aka: Hiodontid Fishes
North American freshwater fishes of the family Hiodontidae (order Hiodontiformes or Osteoglossiformes) include the goldeye (Hiodon alosoides) and mooneye (H. tergisus). The goldeye ranges from James Bay (bordering the provinces of Ontario and Quebec) in Canada and the Mississippi River basins from the Northwest Territory to western Pennsylvania and Ohio south to Louisiana. In Arkansas, H. alosoides is found sporadically in lakes and the larger turbid rivers of the state, including the Arkansas and Mississippi, and the smaller Black River.
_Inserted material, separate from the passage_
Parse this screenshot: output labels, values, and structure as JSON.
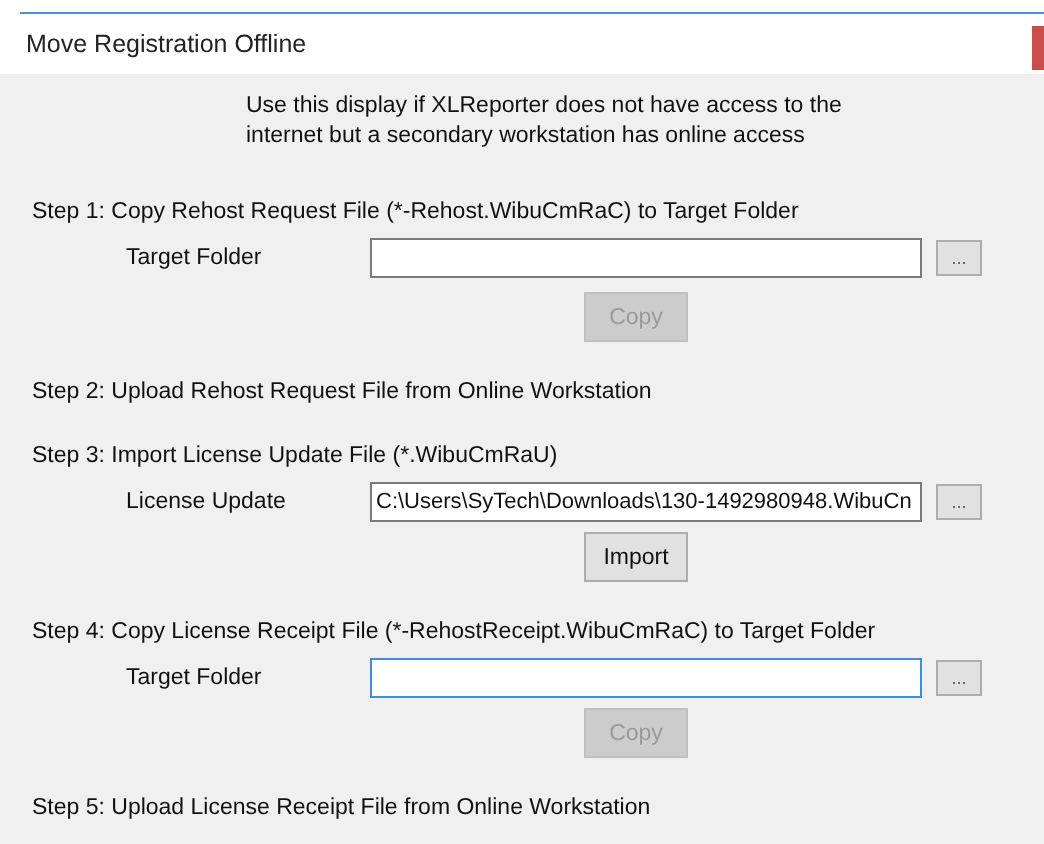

The mooneye (also called the “freshwater tarpon”) ranges from the St. Lawrence–Great Lakes, Mississippi River, and Hudson Bay basins from Quebec and Alberta, Canada, east to western North Carolina and south to Louisiana. In Arkansas, H. tergisus occurs in large …